Learning German is a challenge but it’s well worth it. It’s the most widely spoken European language and is very important in international business, politics, science, and culture. It’s also a gateway to learning other languages. For example, many of the letters in the German alphabet are similar to those in English (kindergarten = kindergarden, finger = finger, Haus = house, rucksack = sack, and blau = blue). German is also the basis for many other languages like Dutch and Afrikaans.
Whether you’re just starting out or already have some basic skills, there are myriad German lessons available. From group classes to self-studying with a tutor, there’s a way to learn German that’s right for you. The key is to find a method that works for you and stick with it.
Pros: A German tutor can help you create a personalized lesson plan that fits your goals, level of experience, and schedule. They can teach you conversational skills, grammar rules, and more. They can also be a great source of accountability and can motivate you to keep going. Cons: Group classes can be expensive, and you’ll have to work around the teacher’s schedule. They may also be overwhelming for beginners.

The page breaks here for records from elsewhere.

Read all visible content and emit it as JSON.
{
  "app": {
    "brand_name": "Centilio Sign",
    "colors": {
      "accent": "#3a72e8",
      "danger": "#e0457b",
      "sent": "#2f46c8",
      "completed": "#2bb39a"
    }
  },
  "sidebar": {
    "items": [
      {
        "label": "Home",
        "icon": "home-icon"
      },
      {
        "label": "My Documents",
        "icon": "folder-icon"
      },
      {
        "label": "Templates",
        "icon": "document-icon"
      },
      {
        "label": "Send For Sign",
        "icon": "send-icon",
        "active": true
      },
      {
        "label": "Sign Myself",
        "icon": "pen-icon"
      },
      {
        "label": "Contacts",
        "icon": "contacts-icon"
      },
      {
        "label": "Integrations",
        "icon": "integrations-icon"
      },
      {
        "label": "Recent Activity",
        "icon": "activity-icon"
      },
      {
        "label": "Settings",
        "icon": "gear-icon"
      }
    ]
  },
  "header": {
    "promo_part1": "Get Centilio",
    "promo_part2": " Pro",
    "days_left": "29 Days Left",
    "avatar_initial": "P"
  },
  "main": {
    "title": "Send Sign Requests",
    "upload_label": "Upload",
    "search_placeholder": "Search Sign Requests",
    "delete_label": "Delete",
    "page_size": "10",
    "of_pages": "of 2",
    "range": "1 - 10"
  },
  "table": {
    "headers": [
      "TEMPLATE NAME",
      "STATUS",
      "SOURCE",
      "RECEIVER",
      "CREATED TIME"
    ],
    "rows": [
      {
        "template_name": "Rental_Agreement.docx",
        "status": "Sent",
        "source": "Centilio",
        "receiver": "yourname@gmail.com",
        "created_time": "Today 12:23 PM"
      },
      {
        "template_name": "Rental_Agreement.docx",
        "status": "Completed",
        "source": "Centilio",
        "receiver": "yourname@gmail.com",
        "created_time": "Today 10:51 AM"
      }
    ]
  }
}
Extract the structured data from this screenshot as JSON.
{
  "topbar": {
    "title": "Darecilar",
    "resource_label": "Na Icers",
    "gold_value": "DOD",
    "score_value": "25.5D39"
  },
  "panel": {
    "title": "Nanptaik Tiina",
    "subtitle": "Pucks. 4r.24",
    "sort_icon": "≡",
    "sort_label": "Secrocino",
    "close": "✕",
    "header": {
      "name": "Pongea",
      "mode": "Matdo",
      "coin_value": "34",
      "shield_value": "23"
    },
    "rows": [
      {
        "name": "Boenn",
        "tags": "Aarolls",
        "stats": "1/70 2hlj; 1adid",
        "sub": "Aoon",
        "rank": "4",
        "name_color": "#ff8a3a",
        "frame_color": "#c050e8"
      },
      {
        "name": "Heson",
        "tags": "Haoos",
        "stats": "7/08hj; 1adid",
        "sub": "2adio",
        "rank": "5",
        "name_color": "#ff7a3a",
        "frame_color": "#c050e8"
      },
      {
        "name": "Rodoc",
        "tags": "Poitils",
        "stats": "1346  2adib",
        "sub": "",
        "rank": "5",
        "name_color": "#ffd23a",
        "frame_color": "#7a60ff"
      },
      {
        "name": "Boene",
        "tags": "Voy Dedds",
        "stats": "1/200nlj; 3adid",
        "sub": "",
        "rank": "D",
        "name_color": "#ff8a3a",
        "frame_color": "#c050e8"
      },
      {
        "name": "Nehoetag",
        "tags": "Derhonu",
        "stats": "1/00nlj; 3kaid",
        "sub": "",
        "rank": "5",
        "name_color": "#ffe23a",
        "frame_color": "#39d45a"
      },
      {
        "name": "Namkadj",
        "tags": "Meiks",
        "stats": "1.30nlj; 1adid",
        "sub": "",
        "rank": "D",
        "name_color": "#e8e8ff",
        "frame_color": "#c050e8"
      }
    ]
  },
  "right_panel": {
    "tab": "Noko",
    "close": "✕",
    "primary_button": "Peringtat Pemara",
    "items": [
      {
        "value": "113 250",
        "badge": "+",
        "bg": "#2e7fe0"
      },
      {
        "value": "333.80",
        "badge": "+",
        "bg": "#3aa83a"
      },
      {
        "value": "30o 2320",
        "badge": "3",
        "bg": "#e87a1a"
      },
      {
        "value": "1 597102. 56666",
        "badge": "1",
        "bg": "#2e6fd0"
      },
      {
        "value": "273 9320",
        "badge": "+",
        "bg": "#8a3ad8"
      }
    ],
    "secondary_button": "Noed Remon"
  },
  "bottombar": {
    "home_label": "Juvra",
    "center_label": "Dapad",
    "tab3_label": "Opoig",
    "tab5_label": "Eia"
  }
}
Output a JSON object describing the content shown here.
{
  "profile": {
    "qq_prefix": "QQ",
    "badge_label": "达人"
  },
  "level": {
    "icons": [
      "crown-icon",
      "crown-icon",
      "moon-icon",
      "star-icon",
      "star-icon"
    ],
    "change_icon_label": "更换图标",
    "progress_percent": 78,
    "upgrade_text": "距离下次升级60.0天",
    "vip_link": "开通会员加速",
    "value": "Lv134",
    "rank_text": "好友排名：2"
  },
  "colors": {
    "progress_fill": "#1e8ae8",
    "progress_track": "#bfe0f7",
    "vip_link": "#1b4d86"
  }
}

If you’re self-studying, a good German textbook can give you an overview of the language and break down complex concepts into manageable parts. For example, they can teach you the difference between masculine, feminine, and neuter nouns (die, der, and das). They can also explain modal verbs like dürfen, können, wollen, and müssen. German lessons